→ **Description of the task**: Tally the lines of the data that include the word "Revista". Only the number is to be returned.

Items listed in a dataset
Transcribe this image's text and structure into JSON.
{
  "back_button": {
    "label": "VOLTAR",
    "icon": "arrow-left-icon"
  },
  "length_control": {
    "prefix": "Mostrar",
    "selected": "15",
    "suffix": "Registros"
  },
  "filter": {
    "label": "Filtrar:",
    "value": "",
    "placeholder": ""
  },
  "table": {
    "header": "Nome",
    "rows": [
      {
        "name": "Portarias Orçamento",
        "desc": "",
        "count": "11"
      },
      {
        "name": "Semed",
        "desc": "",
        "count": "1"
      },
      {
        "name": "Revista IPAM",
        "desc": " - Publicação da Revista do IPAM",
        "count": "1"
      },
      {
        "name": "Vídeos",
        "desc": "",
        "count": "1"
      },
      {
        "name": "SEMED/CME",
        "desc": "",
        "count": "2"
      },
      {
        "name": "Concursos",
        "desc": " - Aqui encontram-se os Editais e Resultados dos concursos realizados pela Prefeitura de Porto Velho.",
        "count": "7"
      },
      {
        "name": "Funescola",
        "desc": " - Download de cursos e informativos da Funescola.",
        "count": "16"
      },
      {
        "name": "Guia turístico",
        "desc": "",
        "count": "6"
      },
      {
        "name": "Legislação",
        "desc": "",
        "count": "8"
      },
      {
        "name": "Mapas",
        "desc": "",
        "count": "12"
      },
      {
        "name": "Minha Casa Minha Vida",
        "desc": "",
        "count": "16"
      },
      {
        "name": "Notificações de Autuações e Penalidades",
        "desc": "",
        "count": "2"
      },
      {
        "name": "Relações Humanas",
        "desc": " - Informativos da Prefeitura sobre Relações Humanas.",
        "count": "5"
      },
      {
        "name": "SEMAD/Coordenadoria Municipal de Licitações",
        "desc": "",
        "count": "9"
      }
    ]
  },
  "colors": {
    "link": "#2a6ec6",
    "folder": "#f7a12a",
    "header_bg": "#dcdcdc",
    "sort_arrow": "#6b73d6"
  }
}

→ **Worked solution**: 2